With that network in place, Dallas College is helping students connect learning to living wages and sustainable careers - moving the College one step closer to reaching its goal of ending systemic poverty in the region. “Colleges and universities have a profound ability to make real change,” says Murphy. The CampusWorks CEO believes Dallas College has set the bar high, but she reports seeing an uptick in the number of institutions setting similarly ambitious goals. She says her team routinely advises clients to “begin with the end in mind” and to have “a really clear sense of the impact they want to make”.
Murphy encourages today’s higher education leaders to think about the ripple-effect they wish to have because it’s not about “where your pebble drops, but where the ripple goes when it reaches the shore – what is it that you’re changing in the world?”
How innovation is transforming government
According to Washington Technology’s Top 100 list, Leidos is the largest IT provider to the government. But as Lieutenant General William J. Bender explains, “that barely scratches the surface” of the company’s portfolio and drive for innovation.
Bender, who spent three and a half decades in the military, including a stint as the U.S. Air Force’s Chief Information Officer (CIO), has seen action in the field and in technology during that time, and it runs in the family. Bender’s son is an F-16 instructor pilot. So it stands to reason Bender Senior intends to ensure a thriving technological base for the U.S. Air Force. “What we’re really doing here is transforming the federal government from the industrial age into the information age and doing it hand-in-hand with industry,” he says.
The significant changes that have taken place in the wider technology world are precisely the capabilities Leidos is trying to pilot the U.S. Air Force through. It boils down to developing cyberspace as a new domain of battle, globally connected and constantly challenged by the threat of cybersecurity attacks.

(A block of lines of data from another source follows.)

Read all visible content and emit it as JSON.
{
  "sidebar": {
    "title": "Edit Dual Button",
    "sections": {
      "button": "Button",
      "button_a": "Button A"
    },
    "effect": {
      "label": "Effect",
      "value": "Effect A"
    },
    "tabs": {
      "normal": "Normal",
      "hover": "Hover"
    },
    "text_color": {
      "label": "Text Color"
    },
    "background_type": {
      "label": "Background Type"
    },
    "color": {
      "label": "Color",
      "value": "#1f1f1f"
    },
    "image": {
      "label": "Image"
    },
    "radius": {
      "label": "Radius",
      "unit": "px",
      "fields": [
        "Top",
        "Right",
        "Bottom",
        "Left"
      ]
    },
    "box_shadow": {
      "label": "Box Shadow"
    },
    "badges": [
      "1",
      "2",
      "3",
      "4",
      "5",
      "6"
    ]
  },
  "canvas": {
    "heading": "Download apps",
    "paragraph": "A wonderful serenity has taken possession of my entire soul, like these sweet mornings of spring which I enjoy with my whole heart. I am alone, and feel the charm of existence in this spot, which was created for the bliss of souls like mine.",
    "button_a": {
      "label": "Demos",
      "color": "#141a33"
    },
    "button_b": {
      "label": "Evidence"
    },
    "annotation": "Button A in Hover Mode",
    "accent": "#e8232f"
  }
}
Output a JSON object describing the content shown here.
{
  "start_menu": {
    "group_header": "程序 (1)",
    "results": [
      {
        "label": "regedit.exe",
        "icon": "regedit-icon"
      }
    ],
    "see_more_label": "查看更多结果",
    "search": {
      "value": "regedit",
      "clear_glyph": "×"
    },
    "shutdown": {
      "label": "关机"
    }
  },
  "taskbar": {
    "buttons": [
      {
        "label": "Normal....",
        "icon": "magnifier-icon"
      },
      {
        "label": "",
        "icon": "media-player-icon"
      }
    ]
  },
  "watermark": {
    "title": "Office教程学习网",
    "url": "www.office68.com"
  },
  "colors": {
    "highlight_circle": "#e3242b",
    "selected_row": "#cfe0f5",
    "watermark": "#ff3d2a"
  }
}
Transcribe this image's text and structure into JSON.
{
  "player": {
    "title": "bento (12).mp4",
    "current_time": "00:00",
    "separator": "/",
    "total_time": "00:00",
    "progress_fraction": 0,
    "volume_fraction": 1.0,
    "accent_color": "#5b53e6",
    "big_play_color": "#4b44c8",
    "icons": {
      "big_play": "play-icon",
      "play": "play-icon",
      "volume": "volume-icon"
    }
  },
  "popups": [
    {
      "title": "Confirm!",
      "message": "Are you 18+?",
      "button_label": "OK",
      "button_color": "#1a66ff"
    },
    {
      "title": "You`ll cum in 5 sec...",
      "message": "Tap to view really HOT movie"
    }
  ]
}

“We recognize the importance of the U.S. Air Force’s missions,” says Bender, “and making sure they achieve those missions. We sit side-by-side with the air combat command, intelligence surveillance, and reconnaissance infrastructure across the Air Force. There are multiple large programs where the Air Force is partnering with Leidos to ensure their mission is successfully accomplished 24/7/365. In this company, we’re all in on making sure there’s no drop in capability.”
That partnership relies on a shared understanding of delivering successful national security outcomes, really understanding the mission at hand, and Leidos’ long-standing relationship of over 50 years with the federal government.
To look at where technology is going, Bender thinks it is important to look back at the last 10 to 15 years. “What we’ve seen is a complete shift in how technology gets developed,” he says. “It used to be that the government invested aggressively in research and development, and some of those technologies, once they were launched in a military context, would find their way into the commercial space. That has shifted almost a hundred percent now, where the bulk of the research and development dollars and the development of tech-explicit technologies takes place in the commercial sector.”
“There’s a long-standing desire to adopt commercial technology into defense applications, but it’s had a hard time crossing the ‘valley of death’ [government slang for commercial technologies and partnerships that fail to effectively transition into government missions]. Increasingly we’re able to do that. We need to look at open architectures and open systems for a true plug-and-play capability. Instead of buying it now and trying to guess what it’s going to be used for 12 years from now, it should be evolving iteratively.”